In the 1950’s and in the 60’s when we ask a little girl if they want to become a firefighter they would definitely think twice before saying yes but nowadays, women are increasingly being engaged in the firefighting profession for several reasons: the physical and mental challenge of the work in times of emergencies and crisis situations; a good amount of compensation and promotion benefits for those who are full-pledged professional firefighters; and other career opportunities such as becoming a safety educator, fire inspector, arson investigator, and emergency dispatcher.
All of these contribute to the motivation of women to engage themselves in the firefighting profession. Though being surrounded in a male dominated workplace, they bring a different scenario to the field that might change or influence certain policies and standards in the firefighting profession. Basically firefighting is not only a profession but also a process of eliminating or extinguishing fires. It concentrates on the safety of life, stabilization of incidents, and conservation of property.
The initial skills in firefighting are taught in a regional, local, or state accredited fire academy and most of the time special skills such as Para medicine and technical rescue are also being included. In any event, they work in coordination with other agencies such as the emergency response group and the state or local police department. Usually experiences in real life situations develop the necessary skills of a professional firefighter, even if it takes the rest of his career. Not only does the necessary training and skills are important to a firefighter but also the adaptation to the workplace plays an important role.
Aside from putting out the fire and rescuing trapped occupants, the firefighter is the most frequently called emergency respondent during medical emergencies and traffic accidents. Their functions also varies depending on the situation such as from the dangerous and complex method of extinguishing the fire, rescuing trapped survivors, remaining at the disaster site for several days for search and retrieval operations, and assisting in medical treatments. They also work in a various settings such as rural sites like forests and grasslands, industrial sites, urban and suburban areas, chemical plants, airports.
Depending on the type of settings they use specific methods of prevention, control, and clean up of materials. In between alarms, firefighters maintain and clean their equipment, participate in physical fitness activities, and conduct practice fire inspections and drills. They also conduct review on fire sciences to keep abreast with the technological advancement and development and prepare written reports regarding fire incidents. They stay longer in the fire station which has features similar to a dormitory. Their working hours varies from a 24-hour duty to as many as 50-hour a week work.

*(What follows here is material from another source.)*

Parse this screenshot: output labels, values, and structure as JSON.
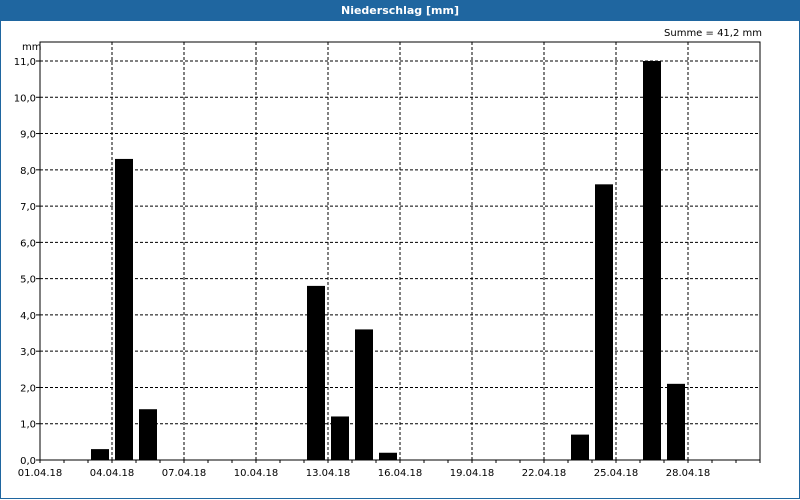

Day off, shifting schedules, and working extra hour during emergencies and holidays are also being observed. In general firefighting is a dangerous profession wherein the risk of injury or death from traffic accidents when responding to an emergency call, sudden cave-ins of floors, toppling walls, exposure to smoke and flames, contamination from poisonous, flammable, chemicals, radioactive or hazardous materials, that may have short or long term damage may be eminent. But despite of these, women choose a career in firefighting primarily due to the fact that it is a job that usually makes a difference.
On a national scale, professional female firefighters comprise an approximate of 2% of the total firefighters (Crary A1). From the standpoint of physical strength, highly rewarding and exciting career, and the challenge of putting up the necessary skills in times of emergencies gives the thrill of firefighting for women that men also desired most about the job (Dyas A1). The first recorded women firefighter goes to the merit of an African-American woman with the name of Molly Williams in 1818. (Floren A1)